* ACTION ITEM
Filter the entries below, keeping every line that has the word "HelloWorld".

# # # #

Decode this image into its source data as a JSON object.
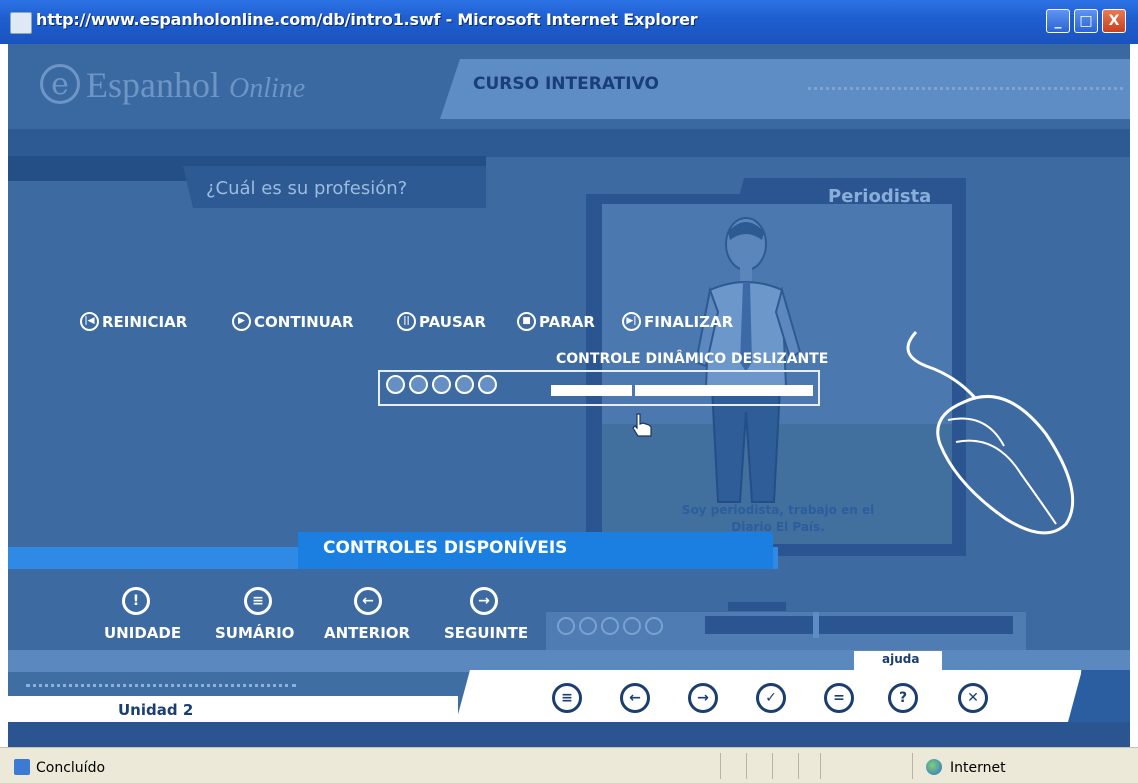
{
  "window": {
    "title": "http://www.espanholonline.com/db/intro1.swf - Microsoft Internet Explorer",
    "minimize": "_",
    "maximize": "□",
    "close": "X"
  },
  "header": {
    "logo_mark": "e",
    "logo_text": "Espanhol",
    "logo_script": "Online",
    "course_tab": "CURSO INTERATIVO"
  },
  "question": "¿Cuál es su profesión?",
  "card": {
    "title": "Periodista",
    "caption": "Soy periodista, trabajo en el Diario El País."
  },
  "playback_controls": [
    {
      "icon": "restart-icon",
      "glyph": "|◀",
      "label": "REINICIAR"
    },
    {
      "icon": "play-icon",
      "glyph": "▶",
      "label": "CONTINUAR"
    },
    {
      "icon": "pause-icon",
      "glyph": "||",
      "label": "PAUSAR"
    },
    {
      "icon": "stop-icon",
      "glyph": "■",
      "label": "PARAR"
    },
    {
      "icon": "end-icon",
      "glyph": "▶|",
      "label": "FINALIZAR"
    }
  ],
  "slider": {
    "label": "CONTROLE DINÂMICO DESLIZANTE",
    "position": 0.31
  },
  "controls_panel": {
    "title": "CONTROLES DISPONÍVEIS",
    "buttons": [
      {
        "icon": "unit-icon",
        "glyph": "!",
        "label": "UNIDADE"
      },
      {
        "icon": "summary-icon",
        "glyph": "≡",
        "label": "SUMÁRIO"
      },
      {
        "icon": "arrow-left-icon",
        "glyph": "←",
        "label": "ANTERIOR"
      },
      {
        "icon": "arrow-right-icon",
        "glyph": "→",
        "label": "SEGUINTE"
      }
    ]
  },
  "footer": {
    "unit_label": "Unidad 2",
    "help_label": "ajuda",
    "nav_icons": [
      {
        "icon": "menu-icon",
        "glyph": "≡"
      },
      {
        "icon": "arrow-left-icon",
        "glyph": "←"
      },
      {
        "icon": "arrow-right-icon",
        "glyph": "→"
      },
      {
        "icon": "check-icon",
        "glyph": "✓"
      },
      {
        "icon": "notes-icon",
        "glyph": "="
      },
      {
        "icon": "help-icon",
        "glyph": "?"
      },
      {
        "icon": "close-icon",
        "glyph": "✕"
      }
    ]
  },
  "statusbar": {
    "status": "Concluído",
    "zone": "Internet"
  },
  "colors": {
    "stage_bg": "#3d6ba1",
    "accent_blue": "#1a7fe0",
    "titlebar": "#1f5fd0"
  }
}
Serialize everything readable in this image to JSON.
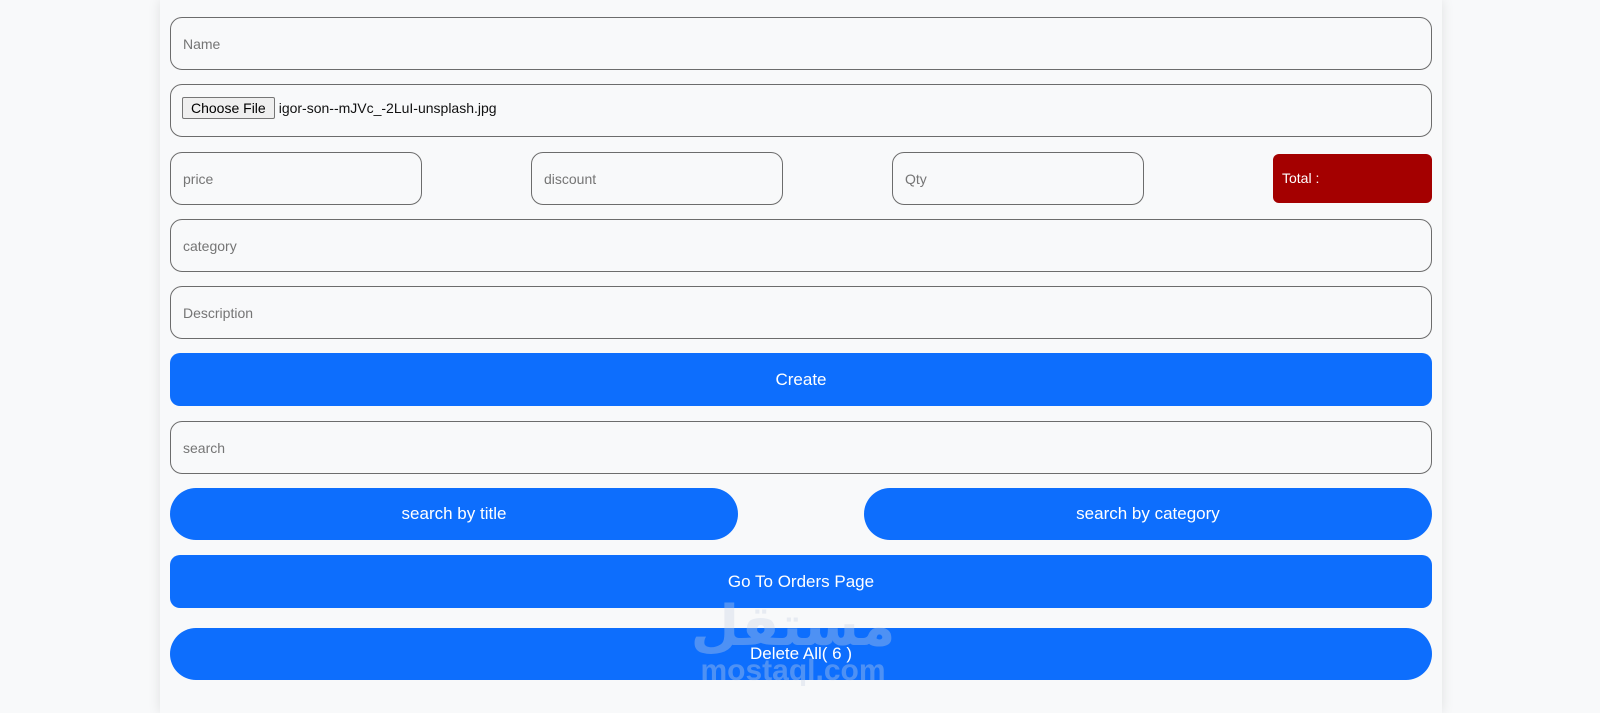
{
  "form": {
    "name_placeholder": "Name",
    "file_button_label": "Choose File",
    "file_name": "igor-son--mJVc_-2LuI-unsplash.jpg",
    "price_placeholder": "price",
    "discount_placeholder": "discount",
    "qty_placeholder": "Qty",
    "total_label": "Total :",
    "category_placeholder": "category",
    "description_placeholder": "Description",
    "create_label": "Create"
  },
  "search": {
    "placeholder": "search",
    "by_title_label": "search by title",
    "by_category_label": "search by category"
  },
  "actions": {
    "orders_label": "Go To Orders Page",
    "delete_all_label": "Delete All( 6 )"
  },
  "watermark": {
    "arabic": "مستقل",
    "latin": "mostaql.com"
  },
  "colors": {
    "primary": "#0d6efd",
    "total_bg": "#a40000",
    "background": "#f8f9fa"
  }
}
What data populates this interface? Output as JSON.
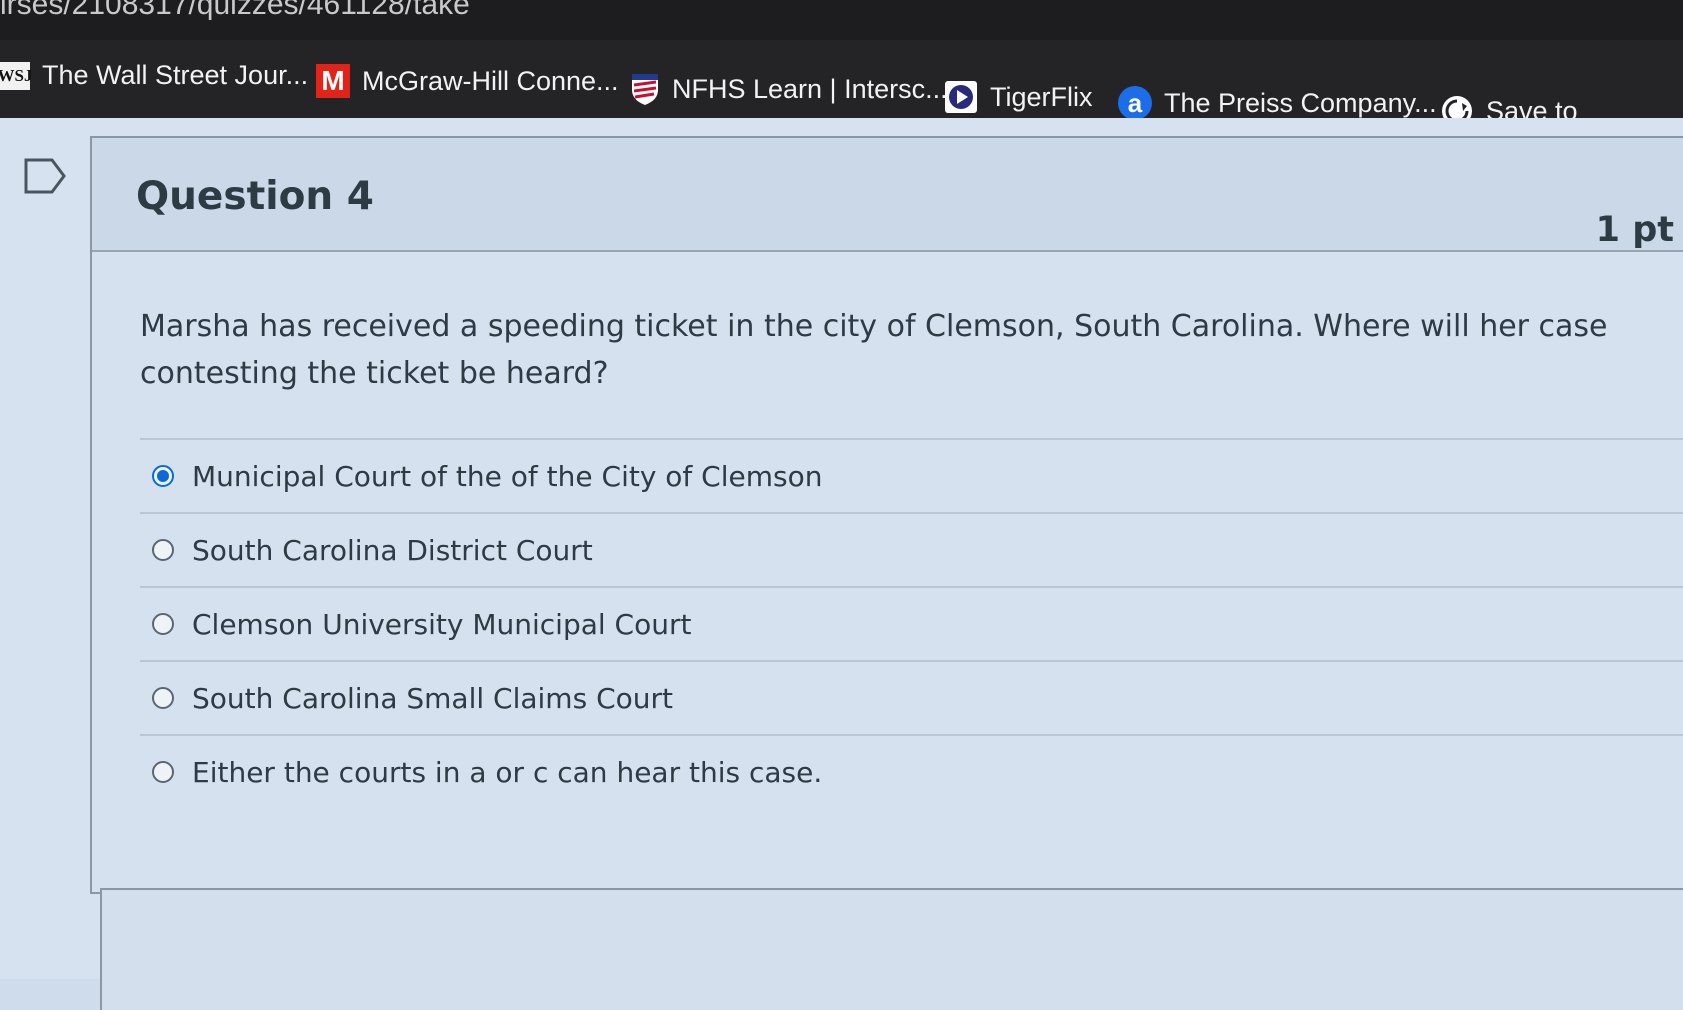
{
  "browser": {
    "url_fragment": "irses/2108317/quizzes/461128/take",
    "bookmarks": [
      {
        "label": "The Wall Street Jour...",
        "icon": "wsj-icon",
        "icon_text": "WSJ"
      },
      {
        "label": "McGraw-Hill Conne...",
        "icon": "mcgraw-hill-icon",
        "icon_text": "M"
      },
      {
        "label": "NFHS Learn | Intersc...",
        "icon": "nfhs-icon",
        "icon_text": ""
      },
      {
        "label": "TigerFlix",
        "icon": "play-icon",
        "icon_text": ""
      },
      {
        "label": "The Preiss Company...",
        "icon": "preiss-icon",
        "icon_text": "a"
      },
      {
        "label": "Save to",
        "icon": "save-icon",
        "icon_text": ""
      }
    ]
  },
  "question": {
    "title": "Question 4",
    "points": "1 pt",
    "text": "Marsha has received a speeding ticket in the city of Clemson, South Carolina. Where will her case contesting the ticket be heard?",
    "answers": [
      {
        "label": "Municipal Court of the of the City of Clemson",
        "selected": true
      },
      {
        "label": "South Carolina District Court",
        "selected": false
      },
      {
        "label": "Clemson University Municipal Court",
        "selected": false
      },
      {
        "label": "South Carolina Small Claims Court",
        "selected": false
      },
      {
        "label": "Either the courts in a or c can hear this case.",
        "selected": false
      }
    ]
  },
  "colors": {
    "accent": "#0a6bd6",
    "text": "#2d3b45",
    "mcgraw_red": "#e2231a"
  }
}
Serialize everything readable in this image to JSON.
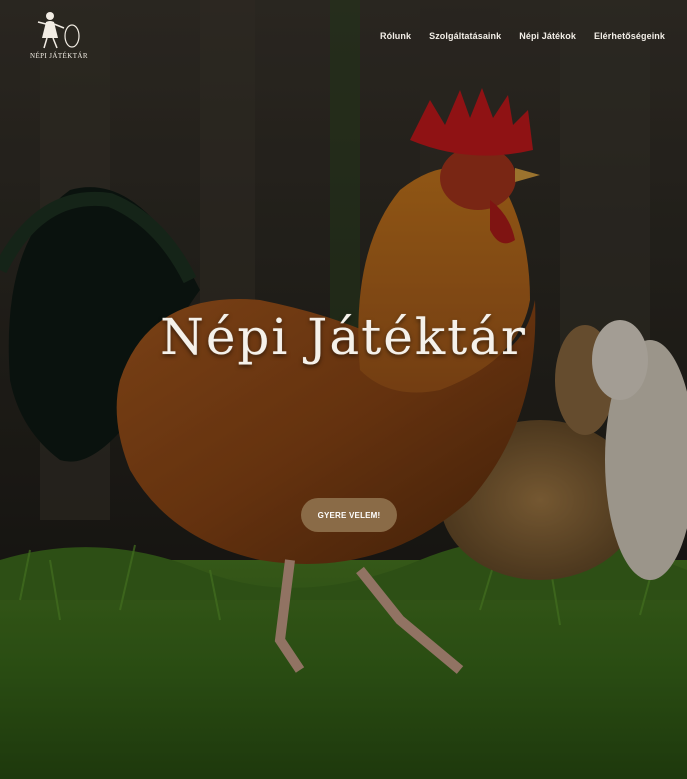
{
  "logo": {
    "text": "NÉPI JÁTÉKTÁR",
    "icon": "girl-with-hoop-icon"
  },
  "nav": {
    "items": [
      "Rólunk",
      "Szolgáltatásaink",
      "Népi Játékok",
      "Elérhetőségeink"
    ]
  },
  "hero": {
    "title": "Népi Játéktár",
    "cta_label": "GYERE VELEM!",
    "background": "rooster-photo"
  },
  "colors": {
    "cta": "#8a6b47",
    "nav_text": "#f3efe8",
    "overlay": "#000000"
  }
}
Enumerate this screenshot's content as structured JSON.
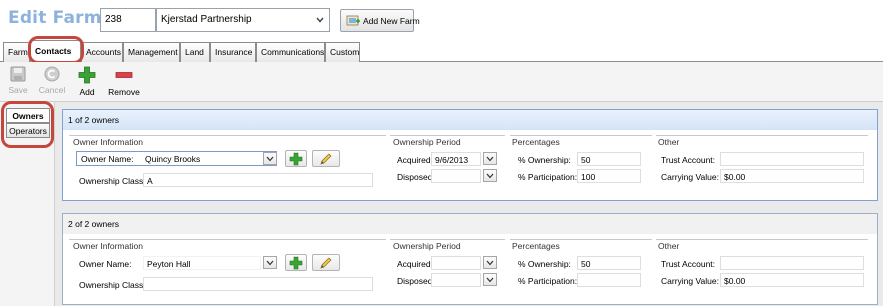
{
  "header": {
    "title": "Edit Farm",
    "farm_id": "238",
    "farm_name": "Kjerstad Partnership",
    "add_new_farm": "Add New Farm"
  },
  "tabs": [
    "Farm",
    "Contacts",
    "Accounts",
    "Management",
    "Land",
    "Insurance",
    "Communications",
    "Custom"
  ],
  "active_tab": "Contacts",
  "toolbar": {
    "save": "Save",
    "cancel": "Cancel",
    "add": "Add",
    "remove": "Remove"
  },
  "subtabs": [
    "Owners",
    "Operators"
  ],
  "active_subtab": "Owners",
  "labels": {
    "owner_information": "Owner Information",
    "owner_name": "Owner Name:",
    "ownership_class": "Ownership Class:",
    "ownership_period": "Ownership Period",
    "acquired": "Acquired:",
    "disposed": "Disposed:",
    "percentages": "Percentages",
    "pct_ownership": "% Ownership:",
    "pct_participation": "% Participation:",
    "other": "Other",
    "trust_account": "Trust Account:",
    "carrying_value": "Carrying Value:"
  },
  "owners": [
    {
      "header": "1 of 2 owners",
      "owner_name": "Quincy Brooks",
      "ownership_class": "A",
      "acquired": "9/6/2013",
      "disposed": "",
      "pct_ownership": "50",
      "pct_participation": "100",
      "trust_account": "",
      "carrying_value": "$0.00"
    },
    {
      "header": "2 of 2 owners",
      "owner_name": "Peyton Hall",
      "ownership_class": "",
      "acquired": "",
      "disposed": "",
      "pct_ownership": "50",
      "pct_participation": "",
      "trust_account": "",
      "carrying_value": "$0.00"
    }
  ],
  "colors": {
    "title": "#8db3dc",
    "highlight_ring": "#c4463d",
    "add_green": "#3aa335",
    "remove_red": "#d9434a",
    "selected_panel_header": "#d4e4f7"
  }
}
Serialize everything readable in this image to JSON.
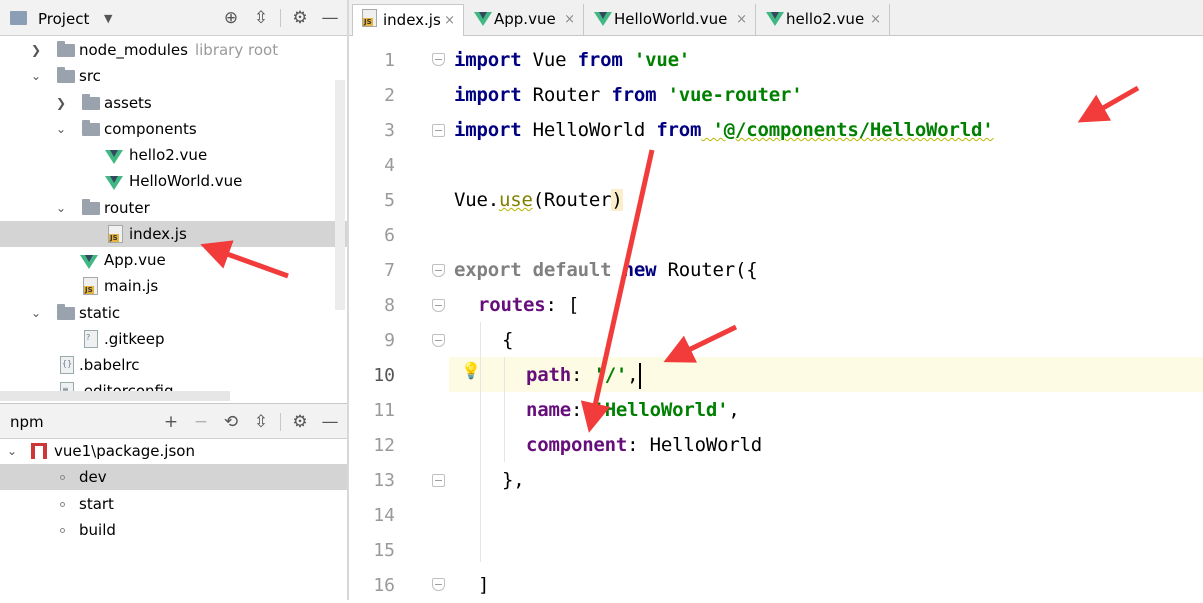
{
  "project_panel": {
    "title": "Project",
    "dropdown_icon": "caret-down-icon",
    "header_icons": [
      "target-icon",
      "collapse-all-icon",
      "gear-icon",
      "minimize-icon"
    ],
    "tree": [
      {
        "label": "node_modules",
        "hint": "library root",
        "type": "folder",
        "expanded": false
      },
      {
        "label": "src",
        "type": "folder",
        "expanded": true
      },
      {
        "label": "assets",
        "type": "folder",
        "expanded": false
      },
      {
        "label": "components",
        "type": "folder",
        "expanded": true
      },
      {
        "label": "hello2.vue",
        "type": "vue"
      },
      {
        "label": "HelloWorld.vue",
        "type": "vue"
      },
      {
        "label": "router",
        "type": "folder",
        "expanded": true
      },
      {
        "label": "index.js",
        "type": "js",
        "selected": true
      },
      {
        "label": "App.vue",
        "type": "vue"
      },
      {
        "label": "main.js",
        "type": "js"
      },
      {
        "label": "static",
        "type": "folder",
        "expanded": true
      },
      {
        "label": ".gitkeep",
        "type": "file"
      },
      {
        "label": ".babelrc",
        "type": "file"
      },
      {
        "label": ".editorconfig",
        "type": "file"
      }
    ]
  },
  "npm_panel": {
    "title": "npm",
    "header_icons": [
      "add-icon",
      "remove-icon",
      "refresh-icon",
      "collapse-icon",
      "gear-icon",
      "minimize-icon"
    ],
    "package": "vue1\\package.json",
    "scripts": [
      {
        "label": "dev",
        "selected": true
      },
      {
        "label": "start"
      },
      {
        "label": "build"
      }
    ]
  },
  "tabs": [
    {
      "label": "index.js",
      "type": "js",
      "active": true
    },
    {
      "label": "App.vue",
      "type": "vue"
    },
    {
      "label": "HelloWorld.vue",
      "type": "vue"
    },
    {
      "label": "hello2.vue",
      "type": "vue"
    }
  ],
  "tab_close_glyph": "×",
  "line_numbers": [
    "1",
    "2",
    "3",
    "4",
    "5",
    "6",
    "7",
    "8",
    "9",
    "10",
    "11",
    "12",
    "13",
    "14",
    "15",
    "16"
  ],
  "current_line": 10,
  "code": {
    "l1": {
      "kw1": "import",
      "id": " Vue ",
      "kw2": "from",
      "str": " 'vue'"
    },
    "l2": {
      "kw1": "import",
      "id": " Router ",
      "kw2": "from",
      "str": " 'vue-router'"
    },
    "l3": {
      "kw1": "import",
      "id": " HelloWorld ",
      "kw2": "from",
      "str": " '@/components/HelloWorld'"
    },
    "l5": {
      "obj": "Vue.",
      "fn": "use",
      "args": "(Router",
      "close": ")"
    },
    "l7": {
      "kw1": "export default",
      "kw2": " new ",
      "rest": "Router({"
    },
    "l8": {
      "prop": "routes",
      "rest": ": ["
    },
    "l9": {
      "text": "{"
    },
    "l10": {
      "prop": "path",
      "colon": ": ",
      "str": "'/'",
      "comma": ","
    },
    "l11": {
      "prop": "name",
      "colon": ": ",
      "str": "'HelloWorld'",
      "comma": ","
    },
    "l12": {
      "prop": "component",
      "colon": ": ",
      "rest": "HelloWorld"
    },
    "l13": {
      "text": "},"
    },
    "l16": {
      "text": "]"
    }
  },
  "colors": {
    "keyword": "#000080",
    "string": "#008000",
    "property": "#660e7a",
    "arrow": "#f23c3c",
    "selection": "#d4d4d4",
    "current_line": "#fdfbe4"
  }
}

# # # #

* ANSWER SPACE
        "label": "HelloWorld.vue",
      "label": "HelloWorld.vue",
      "id": " HelloWorld ",
      "str": " '@/components/HelloWorld'"
      "str": "'HelloWorld'",
      "rest": "HelloWorld"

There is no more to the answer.